King Peggy: female leader of Ghana

Otuam is a coastal fishing village situated in Ghana, West Africa. In this village, everyone knows everyone. There is no high school, and teenagers who can’t afford secondary school travel to surrounding towns and become street hustlers to survive. Impoverished teenagers also farm or fish to make a living.

At the end of a dusty, rutted road stands the royal palace. Its paint is peeling, windows are broken, and the thirsty ground surrounding it is unkempt.

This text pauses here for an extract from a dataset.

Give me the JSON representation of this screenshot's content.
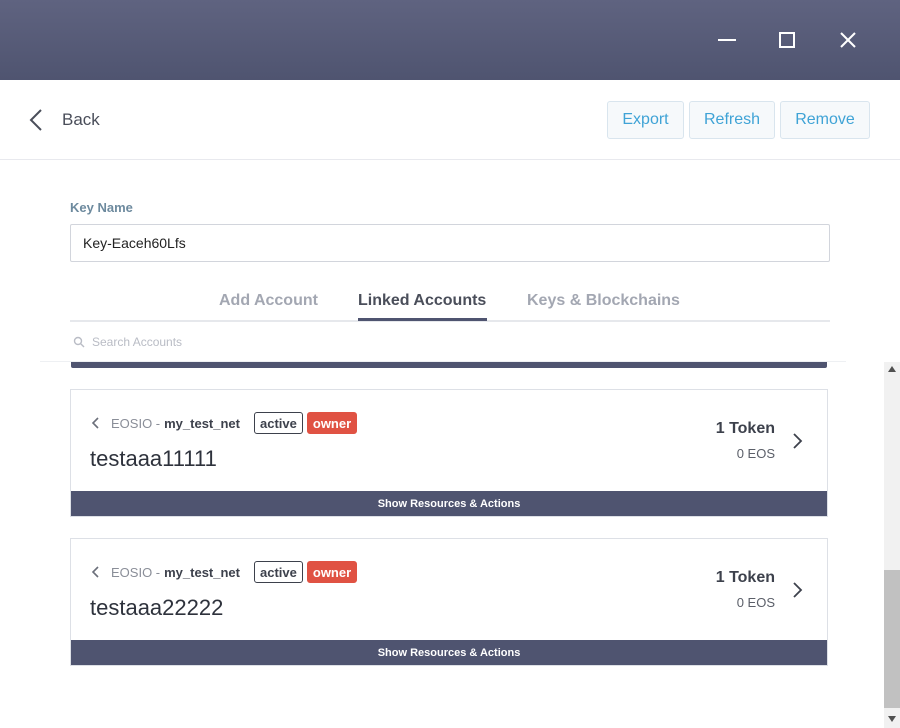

As a secretary at the Ghanaian Embassy in Washington, D.C. for over 30 years, Peggielene Bartels organized receptions, prepared coffee and answered phones. She followed orders from her male boss, the ambassador. Yet in her work at the Embassy, if people bit her, she would bite back.

But one night, a career-altering phone call awoke Bartels at 4 a.m. Her cousin, Kwame Lumpopo, called from Otuam informing Bartels that her uncle had died and that she had been chosen by the elders and ancestors to be king.

After conferring with the dead ancestors about her new responsibility, she made plans to travel to Otuam and take charge.

In 2008, Bartels took the official title of Amuah-Afenyi VI, and has ruled Otuam as King since 2008.

“This woman here is on a mission, and I’m chosen,” King Peggy told CBS News. “I’m not going to allow any male to run me down. I am going to rule you and rule you right.”

She politely commanded respect in her interview with Erica Hill and Gayle King of CBS News when she asked to be called “Nana” instead of King Peggy.

“It’s (the) name of a woman of stature or a King or a Queen in Ghana,” she said. “It’s a very powerful name.”

King Peggy said that once she sets her mind to do something, she will not let anyone deter her.

“(The elders) chose me as king because they know I have a really strong personality, and I can rule,” said King Peggy. “The King is the one who makes all the educated decisions and (does) all the hard work for the town.”

Her book, entitled “King Peggy: An American Secretary, Her Royal Destiny, and the Inspiring Story of How She Changed an African Village,” details accounts of the town’s funds being stolen and spent by elders who opposed her leadership vehemently.  Elders would not carry out her instructions, attend meetings she called, or give her the same respect they had given to the previous male king.

Even when home in D.C., King Peggy’s duties to Otuam do not end. To help the town improve its unsatisfactory water and hospitals, she sent hundreds of dollars to the elders, but they instead spent the money on themselves.

“(It) was a battle,” King Peggy told TakePart. “They were not used to a woman telling them what to do, so I made it a point to them that I have the strength of a man.”

She said the male chauvinism eventually subsided.

King Peggy has since opened the town’s first bank account to assure that when she sends money to the village, it will be used in the way she intended.  Now, when the town receives money, it is deposited and managed by one trusted official. With the help of Shiloh Baptist Church in Maryland, King Peggy was able to supply the town with clean, running water.  She also  helped the town get its first ambulance. Of all her accomplishments, however, she is most proud of providing funds to educate the children of Otuam.

Her goal for 2013? To bring a publicly maintained lavatory to her village.

King Peggy doesn’t let her influence overpower her though.

“One thing is that I’m always humble,” she said to The Guilfordian. “I’m humble because if you are a leader and you are not humble, you will not accomplish anything. When I go to the office, I do my work as a secretary. When I go home, I do my work as king, and that’s how I program my thoughts.

“All these blessings I’ve been able to (get) for my people, it’s not my might. It’s the might of God. God really blessed me to bless the people.”